(Data records for software interfaces)

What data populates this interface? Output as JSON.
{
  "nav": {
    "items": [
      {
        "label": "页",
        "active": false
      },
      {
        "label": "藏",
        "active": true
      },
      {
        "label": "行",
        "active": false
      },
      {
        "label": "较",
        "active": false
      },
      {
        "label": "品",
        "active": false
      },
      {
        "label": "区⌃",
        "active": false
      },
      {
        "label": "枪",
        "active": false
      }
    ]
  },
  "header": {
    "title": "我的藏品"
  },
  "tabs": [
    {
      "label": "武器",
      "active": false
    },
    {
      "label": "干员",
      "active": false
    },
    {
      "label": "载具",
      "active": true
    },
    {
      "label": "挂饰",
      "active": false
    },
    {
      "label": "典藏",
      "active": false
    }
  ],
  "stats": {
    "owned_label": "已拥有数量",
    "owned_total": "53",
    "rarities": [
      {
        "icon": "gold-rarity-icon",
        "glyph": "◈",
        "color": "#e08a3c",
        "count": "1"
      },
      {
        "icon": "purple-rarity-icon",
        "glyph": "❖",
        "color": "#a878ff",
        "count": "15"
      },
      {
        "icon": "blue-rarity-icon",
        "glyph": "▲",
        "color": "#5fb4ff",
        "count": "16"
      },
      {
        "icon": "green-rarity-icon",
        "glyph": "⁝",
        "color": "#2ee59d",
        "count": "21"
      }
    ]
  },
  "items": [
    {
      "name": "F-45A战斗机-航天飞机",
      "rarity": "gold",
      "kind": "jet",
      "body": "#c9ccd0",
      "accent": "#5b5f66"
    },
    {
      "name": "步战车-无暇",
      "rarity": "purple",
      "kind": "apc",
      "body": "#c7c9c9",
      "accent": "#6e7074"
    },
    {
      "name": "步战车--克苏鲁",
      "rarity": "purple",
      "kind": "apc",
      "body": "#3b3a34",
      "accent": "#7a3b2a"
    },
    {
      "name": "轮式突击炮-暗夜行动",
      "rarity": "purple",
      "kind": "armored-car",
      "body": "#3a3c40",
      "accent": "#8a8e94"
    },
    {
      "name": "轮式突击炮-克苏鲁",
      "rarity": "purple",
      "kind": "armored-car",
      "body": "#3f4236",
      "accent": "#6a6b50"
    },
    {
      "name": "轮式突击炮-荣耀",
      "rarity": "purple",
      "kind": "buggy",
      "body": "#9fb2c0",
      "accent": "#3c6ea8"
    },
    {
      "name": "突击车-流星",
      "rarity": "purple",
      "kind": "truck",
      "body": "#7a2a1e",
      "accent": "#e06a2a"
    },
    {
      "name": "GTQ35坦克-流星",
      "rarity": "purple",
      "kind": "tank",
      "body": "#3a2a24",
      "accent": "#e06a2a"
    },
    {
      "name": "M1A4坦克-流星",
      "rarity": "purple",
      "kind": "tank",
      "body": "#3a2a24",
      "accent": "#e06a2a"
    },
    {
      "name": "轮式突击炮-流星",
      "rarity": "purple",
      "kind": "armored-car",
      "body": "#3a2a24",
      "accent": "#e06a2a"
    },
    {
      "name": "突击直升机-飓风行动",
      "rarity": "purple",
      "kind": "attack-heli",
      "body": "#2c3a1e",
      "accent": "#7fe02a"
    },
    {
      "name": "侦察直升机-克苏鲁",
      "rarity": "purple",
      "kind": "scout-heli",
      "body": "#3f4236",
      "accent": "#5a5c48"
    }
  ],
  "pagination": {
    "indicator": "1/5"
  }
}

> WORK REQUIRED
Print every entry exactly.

> RESULT
What data populates this interface? Output as JSON.
{
  "nav": {
    "items": [
      {
        "label": "页",
        "active": false
      },
      {
        "label": "藏",
        "active": true
      },
      {
        "label": "行",
        "active": false
      },
      {
        "label": "较",
        "active": false
      },
      {
        "label": "品",
        "active": false
      },
      {
        "label": "区⌃",
        "active": false
      },
      {
        "label": "枪",
        "active": false
      }
    ]
  },
  "header": {
    "title": "我的藏品"
  },
  "tabs": [
    {
      "label": "武器",
      "active": false
    },
    {
      "label": "干员",
      "active": false
    },
    {
      "label": "载具",
      "active": true
    },
    {
      "label": "挂饰",
      "active": false
    },
    {
      "label": "典藏",
      "active": false
    }
  ],
  "stats": {
    "owned_label": "已拥有数量",
    "owned_total": "53",
    "rarities": [
      {
        "icon": "gold-rarity-icon",
        "glyph": "◈",
        "color": "#e08a3c",
        "count": "1"
      },
      {
        "icon": "purple-rarity-icon",
        "glyph": "❖",
        "color": "#a878ff",
        "count": "15"
      },
      {
        "icon": "blue-rarity-icon",
        "glyph": "▲",
        "color": "#5fb4ff",
        "count": "16"
      },
      {
        "icon": "green-rarity-icon",
        "glyph": "⁝",
        "color": "#2ee59d",
        "count": "21"
      }
    ]
  },
  "items": [
    {
      "name": "F-45A战斗机-航天飞机",
      "rarity": "gold",
      "kind": "jet",
      "body": "#c9ccd0",
      "accent": "#5b5f66"
    },
    {
      "name": "步战车-无暇",
      "rarity": "purple",
      "kind": "apc",
      "body": "#c7c9c9",
      "accent": "#6e7074"
    },
    {
      "name": "步战车--克苏鲁",
      "rarity": "purple",
      "kind": "apc",
      "body": "#3b3a34",
      "accent": "#7a3b2a"
    },
    {
      "name": "轮式突击炮-暗夜行动",
      "rarity": "purple",
      "kind": "armored-car",
      "body": "#3a3c40",
      "accent": "#8a8e94"
    },
    {
      "name": "轮式突击炮-克苏鲁",
      "rarity": "purple",
      "kind": "armored-car",
      "body": "#3f4236",
      "accent": "#6a6b50"
    },
    {
      "name": "轮式突击炮-荣耀",
      "rarity": "purple",
      "kind": "buggy",
      "body": "#9fb2c0",
      "accent": "#3c6ea8"
    },
    {
      "name": "突击车-流星",
      "rarity": "purple",
      "kind": "truck",
      "body": "#7a2a1e",
      "accent": "#e06a2a"
    },
    {
      "name": "GTQ35坦克-流星",
      "rarity": "purple",
      "kind": "tank",
      "body": "#3a2a24",
      "accent": "#e06a2a"
    },
    {
      "name": "M1A4坦克-流星",
      "rarity": "purple",
      "kind": "tank",
      "body": "#3a2a24",
      "accent": "#e06a2a"
    },
    {
      "name": "轮式突击炮-流星",
      "rarity": "purple",
      "kind": "armored-car",
      "body": "#3a2a24",
      "accent": "#e06a2a"
    },
    {
      "name": "突击直升机-飓风行动",
      "rarity": "purple",
      "kind": "attack-heli",
      "body": "#2c3a1e",
      "accent": "#7fe02a"
    },
    {
      "name": "侦察直升机-克苏鲁",
      "rarity": "purple",
      "kind": "scout-heli",
      "body": "#3f4236",
      "accent": "#5a5c48"
    }
  ],
  "pagination": {
    "indicator": "1/5"
  }
}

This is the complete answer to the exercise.